***** MATERIAL FOR THIS TASK

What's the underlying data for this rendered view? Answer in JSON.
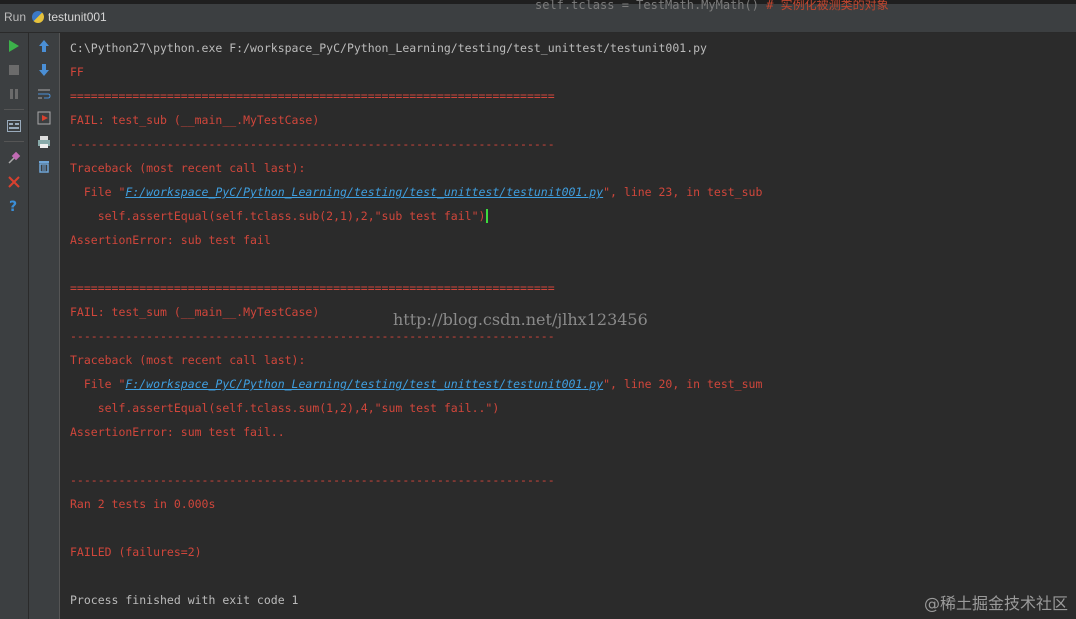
{
  "window": {
    "panel_label": "Run",
    "tab_label": "testunit001",
    "bg_code_text": "self.tclass = TestMath.MyMath()",
    "bg_code_suffix": "  # 实例化被测类的对象"
  },
  "toolbar_left": {
    "icons": [
      "run-icon",
      "stop-icon",
      "pause-icon",
      "layout-icon",
      "pin-icon",
      "close-icon",
      "help-icon"
    ]
  },
  "toolbar_right": {
    "icons": [
      "up-arrow-icon",
      "down-arrow-icon",
      "soft-wrap-icon",
      "scroll-to-end-icon",
      "print-icon",
      "trash-icon"
    ]
  },
  "console": {
    "lines": [
      {
        "text": "C:\\Python27\\python.exe F:/workspace_PyC/Python_Learning/testing/test_unittest/testunit001.py",
        "color": "gray"
      },
      {
        "text": "FF",
        "color": "red"
      },
      {
        "text": "======================================================================",
        "color": "red"
      },
      {
        "text": "FAIL: test_sub (__main__.MyTestCase)",
        "color": "red"
      },
      {
        "text": "----------------------------------------------------------------------",
        "color": "red"
      },
      {
        "text": "Traceback (most recent call last):",
        "color": "red"
      },
      {
        "text_pre": "  File \"",
        "link": "F:/workspace_PyC/Python_Learning/testing/test_unittest/testunit001.py",
        "text_post": "\", line 23, in test_sub",
        "color": "red"
      },
      {
        "text": "    self.assertEqual(self.tclass.sub(2,1),2,\"sub test fail\")",
        "color": "red",
        "caret": true
      },
      {
        "text": "AssertionError: sub test fail",
        "color": "red"
      },
      {
        "text": "",
        "color": "red"
      },
      {
        "text": "======================================================================",
        "color": "red"
      },
      {
        "text": "FAIL: test_sum (__main__.MyTestCase)",
        "color": "red"
      },
      {
        "text": "----------------------------------------------------------------------",
        "color": "red"
      },
      {
        "text": "Traceback (most recent call last):",
        "color": "red"
      },
      {
        "text_pre": "  File \"",
        "link": "F:/workspace_PyC/Python_Learning/testing/test_unittest/testunit001.py",
        "text_post": "\", line 20, in test_sum",
        "color": "red"
      },
      {
        "text": "    self.assertEqual(self.tclass.sum(1,2),4,\"sum test fail..\")",
        "color": "red"
      },
      {
        "text": "AssertionError: sum test fail..",
        "color": "red"
      },
      {
        "text": "",
        "color": "red"
      },
      {
        "text": "----------------------------------------------------------------------",
        "color": "red"
      },
      {
        "text": "Ran 2 tests in 0.000s",
        "color": "red"
      },
      {
        "text": "",
        "color": "red"
      },
      {
        "text": "FAILED (failures=2)",
        "color": "red"
      },
      {
        "text": "",
        "color": "red"
      },
      {
        "text": "Process finished with exit code 1",
        "color": "gray"
      }
    ]
  },
  "watermarks": {
    "blog_url": "http://blog.csdn.net/jlhx123456",
    "site": "@稀土掘金技术社区"
  },
  "colors": {
    "background": "#2b2b2b",
    "error_text": "#d0463b",
    "normal_text": "#bbbbbb",
    "link": "#3f9fe0",
    "caret": "#3ddc3d"
  }
}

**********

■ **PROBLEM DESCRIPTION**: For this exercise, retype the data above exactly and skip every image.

■ **SOLUTION TO THIS PROBLEM**:
What's the underlying data for this rendered view? Answer in JSON.
{
  "window": {
    "panel_label": "Run",
    "tab_label": "testunit001",
    "bg_code_text": "self.tclass = TestMath.MyMath()",
    "bg_code_suffix": "  # 实例化被测类的对象"
  },
  "toolbar_left": {
    "icons": [
      "run-icon",
      "stop-icon",
      "pause-icon",
      "layout-icon",
      "pin-icon",
      "close-icon",
      "help-icon"
    ]
  },
  "toolbar_right": {
    "icons": [
      "up-arrow-icon",
      "down-arrow-icon",
      "soft-wrap-icon",
      "scroll-to-end-icon",
      "print-icon",
      "trash-icon"
    ]
  },
  "console": {
    "lines": [
      {
        "text": "C:\\Python27\\python.exe F:/workspace_PyC/Python_Learning/testing/test_unittest/testunit001.py",
        "color": "gray"
      },
      {
        "text": "FF",
        "color": "red"
      },
      {
        "text": "======================================================================",
        "color": "red"
      },
      {
        "text": "FAIL: test_sub (__main__.MyTestCase)",
        "color": "red"
      },
      {
        "text": "----------------------------------------------------------------------",
        "color": "red"
      },
      {
        "text": "Traceback (most recent call last):",
        "color": "red"
      },
      {
        "text_pre": "  File \"",
        "link": "F:/workspace_PyC/Python_Learning/testing/test_unittest/testunit001.py",
        "text_post": "\", line 23, in test_sub",
        "color": "red"
      },
      {
        "text": "    self.assertEqual(self.tclass.sub(2,1),2,\"sub test fail\")",
        "color": "red",
        "caret": true
      },
      {
        "text": "AssertionError: sub test fail",
        "color": "red"
      },
      {
        "text": "",
        "color": "red"
      },
      {
        "text": "======================================================================",
        "color": "red"
      },
      {
        "text": "FAIL: test_sum (__main__.MyTestCase)",
        "color": "red"
      },
      {
        "text": "----------------------------------------------------------------------",
        "color": "red"
      },
      {
        "text": "Traceback (most recent call last):",
        "color": "red"
      },
      {
        "text_pre": "  File \"",
        "link": "F:/workspace_PyC/Python_Learning/testing/test_unittest/testunit001.py",
        "text_post": "\", line 20, in test_sum",
        "color": "red"
      },
      {
        "text": "    self.assertEqual(self.tclass.sum(1,2),4,\"sum test fail..\")",
        "color": "red"
      },
      {
        "text": "AssertionError: sum test fail..",
        "color": "red"
      },
      {
        "text": "",
        "color": "red"
      },
      {
        "text": "----------------------------------------------------------------------",
        "color": "red"
      },
      {
        "text": "Ran 2 tests in 0.000s",
        "color": "red"
      },
      {
        "text": "",
        "color": "red"
      },
      {
        "text": "FAILED (failures=2)",
        "color": "red"
      },
      {
        "text": "",
        "color": "red"
      },
      {
        "text": "Process finished with exit code 1",
        "color": "gray"
      }
    ]
  },
  "watermarks": {
    "blog_url": "http://blog.csdn.net/jlhx123456",
    "site": "@稀土掘金技术社区"
  },
  "colors": {
    "background": "#2b2b2b",
    "error_text": "#d0463b",
    "normal_text": "#bbbbbb",
    "link": "#3f9fe0",
    "caret": "#3ddc3d"
  }
}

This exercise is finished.